The event, titled “Economic Analysis in EU Competition Policy: Current Trends and Future Perspectives” will take place on 19th May 2022, in the afternoon. The seminar aims to gather academics, practitioners, officials from national governments and EU institutions, along with industry representatives, to debate the role of economic analysis in EU competition policy.
During the event, the book recently published by Edward Elgar Publishing on this subject will be presented.
During the past two decades, competition policy enforcement has been characterized by a greater role of economic analysis. In particular, the European Commission has progressively moved from a ‘legalistic’ approach, whereby certain market conducts were per se prohibited under Art. 101-102 TFEU, to a ‘more economic’ approach, whereby the Commission would assess on a case-by-case the anti-competitive effect of the contested behaviour on the consumers’ welfare, and it would take into consideration possible efficiency justifications too. After some initial reluctance, the EU Court of Justice has accepted the new enforcement approach: in Cartes Bancaires, Budapest Bank and Generics, the Court pointed out that a competition authority should normally assess an agreement as an effect restriction under Art. 101; the authority would face a higher burden of proof to investigate an agreement as an object restriction. Similarly, in Intel, the Court emphasized that the goal of EU competition policy is to safeguard the consumers’ welfare, rather than inefficient competitors, while in Post Danmark I the Court recognized that a dominant firm may put forward some efficiency arguments to justify abuse of dominance. While the recent case law of the EU Court of Justice has enhanced the role of economic analysis in EU competition policy, recent legislative developments seem to contradict this trend. The Digital Markets Act (DMA), in particular, defines a digital gatekeeper based on quantitative thresholds, such as the firm’s turnover and a number of users, rather than following a case-by-case assessment of the firm’s market power. In addition, Art. 5-6 DMA prohibit per se several behaviours by digital gatekeepers, without assessing the anti-competitive effect of the conduct and without considering any efficiency considerations.
The Brussels seminar aims at discussing recent trends and future developments in relation to the role of economic analysis in EU competition policy. In particular, the question is whether the EU Court of Justice case law indeed represents a ‘step forward’, while the DMA may be qualified as a ‘step backwards’ in relation to the role of economic analysis in EU competition policy.
European Commission, DG Competition

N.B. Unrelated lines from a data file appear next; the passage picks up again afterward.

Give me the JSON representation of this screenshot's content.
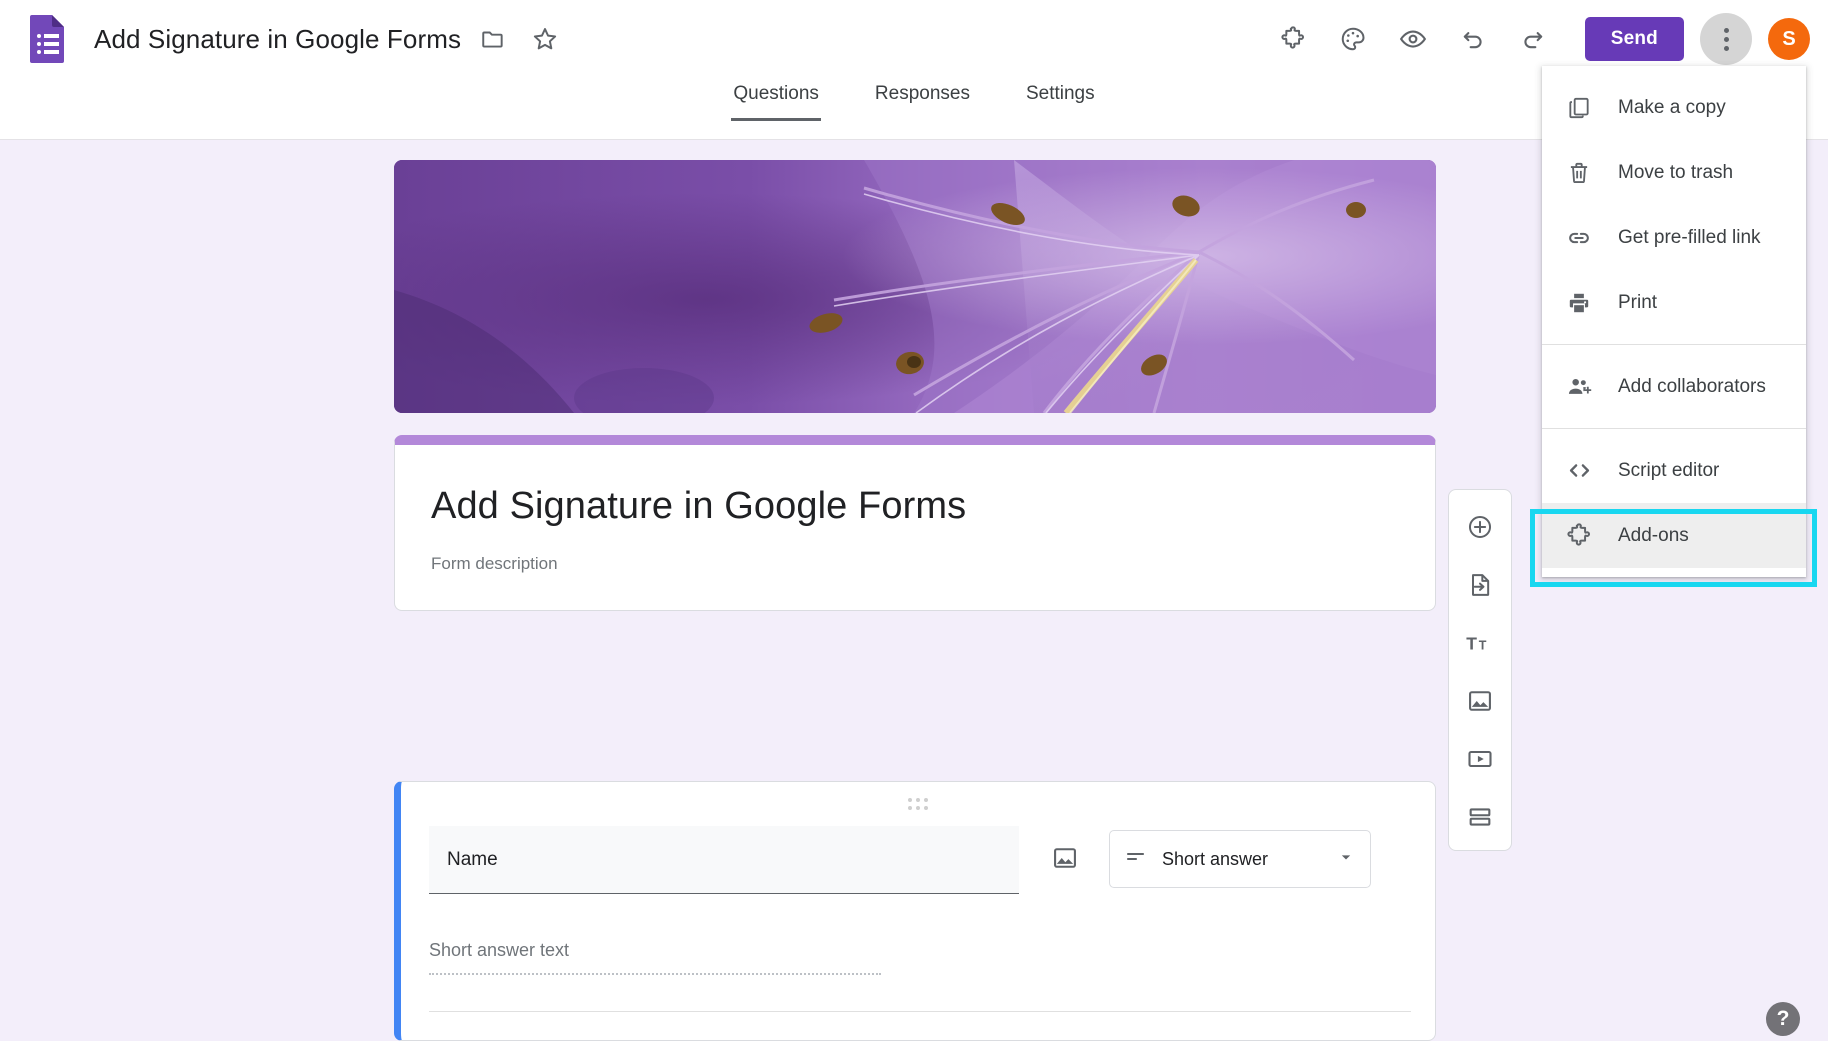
{
  "app": {
    "logo_icon": "google-forms-logo-icon",
    "doc_title": "Add Signature in Google Forms",
    "folder_icon": "folder-icon",
    "star_icon": "star-icon"
  },
  "toolbar": {
    "items": [
      {
        "name": "addons-icon",
        "label": "Add-ons"
      },
      {
        "name": "palette-icon",
        "label": "Customize theme"
      },
      {
        "name": "eye-icon",
        "label": "Preview"
      },
      {
        "name": "undo-icon",
        "label": "Undo"
      },
      {
        "name": "redo-icon",
        "label": "Redo"
      }
    ],
    "send_label": "Send",
    "more_label": "More options",
    "avatar_initial": "S"
  },
  "tabs": [
    {
      "label": "Questions",
      "active": true
    },
    {
      "label": "Responses",
      "active": false
    },
    {
      "label": "Settings",
      "active": false
    }
  ],
  "menu": {
    "groups": [
      {
        "items": [
          {
            "label": "Make a copy",
            "icon": "copy-icon",
            "highlighted": false
          },
          {
            "label": "Move to trash",
            "icon": "trash-icon",
            "highlighted": false
          },
          {
            "label": "Get pre-filled link",
            "icon": "link-icon",
            "highlighted": false
          },
          {
            "label": "Print",
            "icon": "printer-icon",
            "highlighted": false
          }
        ]
      },
      {
        "items": [
          {
            "label": "Add collaborators",
            "icon": "add-people-icon",
            "highlighted": false
          }
        ]
      },
      {
        "items": [
          {
            "label": "Script editor",
            "icon": "code-brackets-icon",
            "highlighted": false
          },
          {
            "label": "Add-ons",
            "icon": "addons-puzzle-icon",
            "highlighted": true
          }
        ]
      }
    ],
    "highlight_color": "#18d7f0"
  },
  "form": {
    "banner_alt": "purple flower header image",
    "title": "Add Signature in Google Forms",
    "description": "Form description",
    "accent_bar_color": "#b388d9"
  },
  "question": {
    "drag_handle_icon": "drag-handle-icon",
    "title": "Name",
    "image_button_icon": "image-icon",
    "type_icon": "short-answer-icon",
    "type_label": "Short answer",
    "dropdown_icon": "chevron-down-icon",
    "answer_placeholder": "Short answer text",
    "accent_color": "#4285f4"
  },
  "float_toolbar": {
    "items": [
      {
        "icon": "add-question-icon",
        "label": "Add question"
      },
      {
        "icon": "import-questions-icon",
        "label": "Import questions"
      },
      {
        "icon": "add-title-icon",
        "label": "Add title and description"
      },
      {
        "icon": "add-image-icon",
        "label": "Add image"
      },
      {
        "icon": "add-video-icon",
        "label": "Add video"
      },
      {
        "icon": "add-section-icon",
        "label": "Add section"
      }
    ]
  },
  "help": {
    "icon": "help-icon",
    "label": "?"
  },
  "colors": {
    "brand_purple": "#673ab7",
    "page_background": "#f3eefa",
    "question_accent": "#4285f4",
    "avatar_orange": "#f4690d",
    "highlight_cyan": "#18d7f0"
  }
}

Viktoria HSE Robertson
University of Graz
LUISS School of European Political Economy
Bird & Bird
ESA Administrative Tribunal
The seminar is organized in a ‘hybrid’ format: invited speakers and attendees will follow the event in person, at the Bird&Bird office in Brussels. On the other hand, the audience may also follow the seminar via Zoom. Participation in the event is free of charge. However, prior online registration is required to receive the Zoom credentials.